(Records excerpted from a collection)
•••
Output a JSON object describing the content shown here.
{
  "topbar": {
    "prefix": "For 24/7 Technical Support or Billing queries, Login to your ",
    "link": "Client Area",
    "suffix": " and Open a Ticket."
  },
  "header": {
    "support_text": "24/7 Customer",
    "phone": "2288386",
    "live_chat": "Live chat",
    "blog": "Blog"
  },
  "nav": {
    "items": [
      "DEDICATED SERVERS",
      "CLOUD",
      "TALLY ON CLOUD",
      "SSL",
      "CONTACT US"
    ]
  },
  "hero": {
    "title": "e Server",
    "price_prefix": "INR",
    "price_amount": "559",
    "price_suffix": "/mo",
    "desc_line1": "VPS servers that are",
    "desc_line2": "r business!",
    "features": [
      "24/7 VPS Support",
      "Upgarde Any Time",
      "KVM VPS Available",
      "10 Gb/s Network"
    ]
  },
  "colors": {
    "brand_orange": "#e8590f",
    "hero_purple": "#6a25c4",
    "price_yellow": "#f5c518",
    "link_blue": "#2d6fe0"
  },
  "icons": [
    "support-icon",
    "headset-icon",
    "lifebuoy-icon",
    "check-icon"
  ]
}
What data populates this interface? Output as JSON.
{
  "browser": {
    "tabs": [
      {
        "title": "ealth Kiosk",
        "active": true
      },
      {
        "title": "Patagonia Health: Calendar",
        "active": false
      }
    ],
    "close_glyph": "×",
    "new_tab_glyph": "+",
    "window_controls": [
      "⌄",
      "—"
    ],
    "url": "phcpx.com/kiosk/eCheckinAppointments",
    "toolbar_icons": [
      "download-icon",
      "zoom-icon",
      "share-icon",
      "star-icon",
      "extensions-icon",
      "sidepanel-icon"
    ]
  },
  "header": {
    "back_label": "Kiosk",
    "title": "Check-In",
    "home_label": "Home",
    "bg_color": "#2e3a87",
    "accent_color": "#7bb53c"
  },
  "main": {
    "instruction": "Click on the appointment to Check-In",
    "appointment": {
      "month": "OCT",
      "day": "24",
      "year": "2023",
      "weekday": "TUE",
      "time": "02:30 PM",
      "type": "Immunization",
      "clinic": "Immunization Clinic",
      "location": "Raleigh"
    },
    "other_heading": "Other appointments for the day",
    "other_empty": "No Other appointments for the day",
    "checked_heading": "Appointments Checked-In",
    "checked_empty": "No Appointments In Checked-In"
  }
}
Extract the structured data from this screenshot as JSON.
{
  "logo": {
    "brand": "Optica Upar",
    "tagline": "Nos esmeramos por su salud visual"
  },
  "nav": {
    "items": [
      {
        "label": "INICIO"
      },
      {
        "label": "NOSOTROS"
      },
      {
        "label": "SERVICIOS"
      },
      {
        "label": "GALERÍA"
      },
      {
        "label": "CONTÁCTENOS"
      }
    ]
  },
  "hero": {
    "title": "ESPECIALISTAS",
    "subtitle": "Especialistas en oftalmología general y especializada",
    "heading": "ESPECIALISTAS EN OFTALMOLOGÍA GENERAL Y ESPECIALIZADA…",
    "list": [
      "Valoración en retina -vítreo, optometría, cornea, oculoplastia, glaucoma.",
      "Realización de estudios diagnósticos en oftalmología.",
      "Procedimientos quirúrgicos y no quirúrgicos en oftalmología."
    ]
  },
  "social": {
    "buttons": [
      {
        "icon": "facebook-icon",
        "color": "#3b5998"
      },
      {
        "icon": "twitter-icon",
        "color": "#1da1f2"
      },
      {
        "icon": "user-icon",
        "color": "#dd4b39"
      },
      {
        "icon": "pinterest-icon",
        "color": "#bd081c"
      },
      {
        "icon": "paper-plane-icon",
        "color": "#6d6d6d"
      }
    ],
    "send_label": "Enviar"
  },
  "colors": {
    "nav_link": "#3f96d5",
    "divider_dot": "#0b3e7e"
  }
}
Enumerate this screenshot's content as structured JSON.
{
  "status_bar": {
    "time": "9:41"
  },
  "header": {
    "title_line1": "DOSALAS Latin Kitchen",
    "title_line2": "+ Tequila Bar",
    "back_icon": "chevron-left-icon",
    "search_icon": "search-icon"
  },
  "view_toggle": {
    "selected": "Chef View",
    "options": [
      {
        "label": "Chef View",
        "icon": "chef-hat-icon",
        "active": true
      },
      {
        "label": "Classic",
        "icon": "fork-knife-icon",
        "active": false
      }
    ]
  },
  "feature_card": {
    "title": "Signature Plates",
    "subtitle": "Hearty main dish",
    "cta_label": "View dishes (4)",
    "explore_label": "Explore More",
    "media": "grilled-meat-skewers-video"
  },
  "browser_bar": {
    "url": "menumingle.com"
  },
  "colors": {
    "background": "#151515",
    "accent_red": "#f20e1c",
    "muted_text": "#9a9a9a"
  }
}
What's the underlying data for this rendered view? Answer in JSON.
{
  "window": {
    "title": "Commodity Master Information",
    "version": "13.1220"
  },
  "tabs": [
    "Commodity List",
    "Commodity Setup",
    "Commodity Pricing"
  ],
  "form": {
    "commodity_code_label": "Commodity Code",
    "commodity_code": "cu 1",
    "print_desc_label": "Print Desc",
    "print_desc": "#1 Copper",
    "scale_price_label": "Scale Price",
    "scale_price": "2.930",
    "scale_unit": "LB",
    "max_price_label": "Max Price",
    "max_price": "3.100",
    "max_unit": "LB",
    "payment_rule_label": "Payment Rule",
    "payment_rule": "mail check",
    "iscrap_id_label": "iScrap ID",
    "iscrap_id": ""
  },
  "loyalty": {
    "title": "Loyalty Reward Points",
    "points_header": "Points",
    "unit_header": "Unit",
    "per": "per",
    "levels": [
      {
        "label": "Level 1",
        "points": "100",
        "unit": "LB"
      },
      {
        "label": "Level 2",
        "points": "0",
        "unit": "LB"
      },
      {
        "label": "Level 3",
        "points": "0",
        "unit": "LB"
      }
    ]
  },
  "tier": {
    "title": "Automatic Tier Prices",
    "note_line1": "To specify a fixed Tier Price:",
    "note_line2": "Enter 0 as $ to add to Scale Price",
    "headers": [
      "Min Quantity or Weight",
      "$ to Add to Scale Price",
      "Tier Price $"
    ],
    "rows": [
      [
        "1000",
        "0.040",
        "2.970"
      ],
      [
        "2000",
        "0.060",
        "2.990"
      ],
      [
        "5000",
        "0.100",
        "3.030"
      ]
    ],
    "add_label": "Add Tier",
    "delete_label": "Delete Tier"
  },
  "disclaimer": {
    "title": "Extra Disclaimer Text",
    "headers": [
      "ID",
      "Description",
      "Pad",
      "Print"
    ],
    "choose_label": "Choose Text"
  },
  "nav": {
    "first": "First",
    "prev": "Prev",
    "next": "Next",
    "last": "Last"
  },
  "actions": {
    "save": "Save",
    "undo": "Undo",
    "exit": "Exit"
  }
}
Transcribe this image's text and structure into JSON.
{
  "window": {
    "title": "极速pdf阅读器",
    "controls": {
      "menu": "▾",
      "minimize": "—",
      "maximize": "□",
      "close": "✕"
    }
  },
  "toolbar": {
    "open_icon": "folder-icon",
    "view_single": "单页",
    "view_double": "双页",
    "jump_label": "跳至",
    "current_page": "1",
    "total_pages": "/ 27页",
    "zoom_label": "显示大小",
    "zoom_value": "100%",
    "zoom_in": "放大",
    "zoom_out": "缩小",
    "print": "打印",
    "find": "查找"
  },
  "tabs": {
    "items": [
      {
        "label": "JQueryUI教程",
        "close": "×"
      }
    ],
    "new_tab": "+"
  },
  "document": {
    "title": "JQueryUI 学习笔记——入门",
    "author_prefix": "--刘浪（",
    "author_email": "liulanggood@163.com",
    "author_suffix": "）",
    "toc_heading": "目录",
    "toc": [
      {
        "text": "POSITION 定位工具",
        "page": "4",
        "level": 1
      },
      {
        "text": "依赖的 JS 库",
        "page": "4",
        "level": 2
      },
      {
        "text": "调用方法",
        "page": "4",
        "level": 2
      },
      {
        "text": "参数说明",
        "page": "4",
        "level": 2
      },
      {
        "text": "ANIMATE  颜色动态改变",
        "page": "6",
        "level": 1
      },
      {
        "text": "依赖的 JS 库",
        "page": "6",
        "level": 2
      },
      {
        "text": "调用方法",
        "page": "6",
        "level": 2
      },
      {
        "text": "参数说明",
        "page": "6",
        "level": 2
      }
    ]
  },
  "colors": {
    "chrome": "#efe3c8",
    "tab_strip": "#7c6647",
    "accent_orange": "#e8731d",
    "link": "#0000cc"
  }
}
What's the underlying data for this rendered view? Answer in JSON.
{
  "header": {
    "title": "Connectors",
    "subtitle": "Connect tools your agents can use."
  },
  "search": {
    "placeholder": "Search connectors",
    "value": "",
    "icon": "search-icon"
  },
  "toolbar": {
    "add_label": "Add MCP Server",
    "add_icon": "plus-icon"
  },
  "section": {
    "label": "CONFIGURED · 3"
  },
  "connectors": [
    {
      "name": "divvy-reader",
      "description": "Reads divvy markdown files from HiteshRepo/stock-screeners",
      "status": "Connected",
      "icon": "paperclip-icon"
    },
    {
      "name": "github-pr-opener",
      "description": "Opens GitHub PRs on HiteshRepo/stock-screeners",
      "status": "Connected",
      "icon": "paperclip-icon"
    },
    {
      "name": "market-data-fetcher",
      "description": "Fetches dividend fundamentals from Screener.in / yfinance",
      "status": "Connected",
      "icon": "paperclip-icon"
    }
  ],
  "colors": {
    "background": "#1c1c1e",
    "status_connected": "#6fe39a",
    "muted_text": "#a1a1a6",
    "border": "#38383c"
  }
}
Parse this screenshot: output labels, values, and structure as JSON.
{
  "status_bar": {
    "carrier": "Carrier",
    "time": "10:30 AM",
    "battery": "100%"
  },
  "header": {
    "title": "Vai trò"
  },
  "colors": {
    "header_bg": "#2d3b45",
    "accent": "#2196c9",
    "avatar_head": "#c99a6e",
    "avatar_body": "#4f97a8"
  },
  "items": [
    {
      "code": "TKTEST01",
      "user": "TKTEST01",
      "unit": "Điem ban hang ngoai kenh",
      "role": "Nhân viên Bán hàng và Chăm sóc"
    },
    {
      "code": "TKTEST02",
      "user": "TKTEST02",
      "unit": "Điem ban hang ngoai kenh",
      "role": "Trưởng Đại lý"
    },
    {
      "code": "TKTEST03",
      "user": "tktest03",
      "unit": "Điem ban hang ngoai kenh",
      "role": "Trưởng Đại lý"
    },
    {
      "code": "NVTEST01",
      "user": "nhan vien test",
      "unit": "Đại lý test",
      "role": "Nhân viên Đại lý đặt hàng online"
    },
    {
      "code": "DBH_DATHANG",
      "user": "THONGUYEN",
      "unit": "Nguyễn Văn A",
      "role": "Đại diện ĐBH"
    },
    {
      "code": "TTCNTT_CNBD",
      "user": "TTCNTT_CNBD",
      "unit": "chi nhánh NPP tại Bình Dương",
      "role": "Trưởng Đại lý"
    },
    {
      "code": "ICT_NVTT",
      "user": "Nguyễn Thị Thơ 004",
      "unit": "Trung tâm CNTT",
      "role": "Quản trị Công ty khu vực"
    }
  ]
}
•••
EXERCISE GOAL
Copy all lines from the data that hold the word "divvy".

TASK SOLUTION
      "name": "divvy-reader",
      "description": "Reads divvy markdown files from HiteshRepo/stock-screeners",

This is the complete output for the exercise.